→ Requirement
Scan the records below. Copy every line in which the word "avatar" appears.

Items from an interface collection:

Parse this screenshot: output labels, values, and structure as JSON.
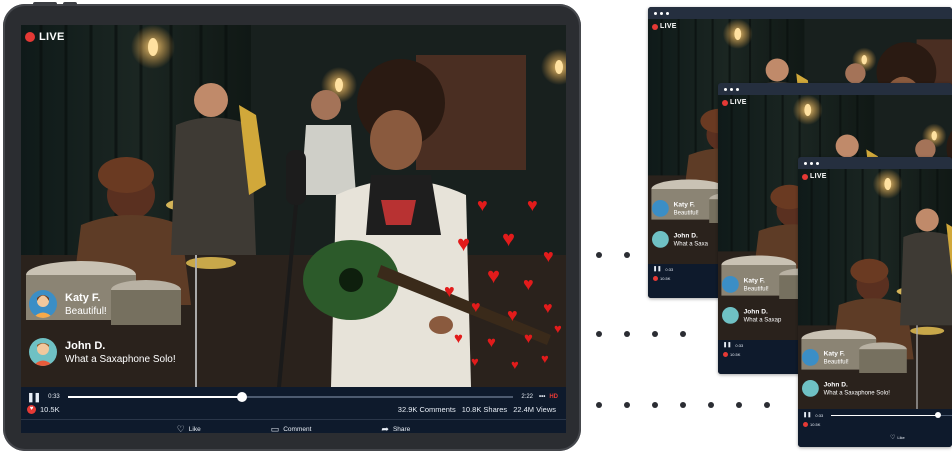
{
  "main_player": {
    "live_label": "LIVE",
    "comments": [
      {
        "name": "Katy F.",
        "message": "Beautiful!",
        "avatar": "woman-avatar"
      },
      {
        "name": "John D.",
        "message": "What a Saxaphone Solo!",
        "avatar": "man-avatar"
      }
    ],
    "controls": {
      "pause_icon": "pause-icon",
      "current_time": "0:33",
      "total_time": "2:22",
      "more_label": "•••",
      "quality_label": "HD",
      "progress": 0.39
    },
    "stats": {
      "likes": "10.5K",
      "comments": "32.9K Comments",
      "shares": "10.8K Shares",
      "views": "22.4M Views"
    },
    "actions": [
      {
        "label": "Like",
        "icon": "heart-outline-icon"
      },
      {
        "label": "Comment",
        "icon": "comment-icon"
      },
      {
        "label": "Share",
        "icon": "share-arrow-icon"
      }
    ]
  },
  "windows": [
    {
      "live_label": "LIVE",
      "comments": [
        {
          "name": "Katy F.",
          "message": "Beautiful!"
        },
        {
          "name": "John D.",
          "message": "What a Saxa"
        }
      ],
      "current_time": "0:33",
      "likes": "10.5K"
    },
    {
      "live_label": "LIVE",
      "comments": [
        {
          "name": "Katy F.",
          "message": "Beautiful!"
        },
        {
          "name": "John D.",
          "message": "What a Saxap"
        }
      ],
      "current_time": "0:33",
      "likes": "10.5K"
    },
    {
      "live_label": "LIVE",
      "comments": [
        {
          "name": "Katy F.",
          "message": "Beautiful!"
        },
        {
          "name": "John D.",
          "message": "What a Saxaphone Solo!"
        }
      ],
      "current_time": "0:33",
      "likes": "10.5K",
      "like_label": "Like"
    }
  ],
  "colors": {
    "live_red": "#e53935",
    "heart_red": "#e21b1b",
    "player_bar": "#0e1a2c",
    "device_frame": "#2b2d31"
  }
}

→ Your response
        "avatar": "woman-avatar"
        "avatar": "man-avatar"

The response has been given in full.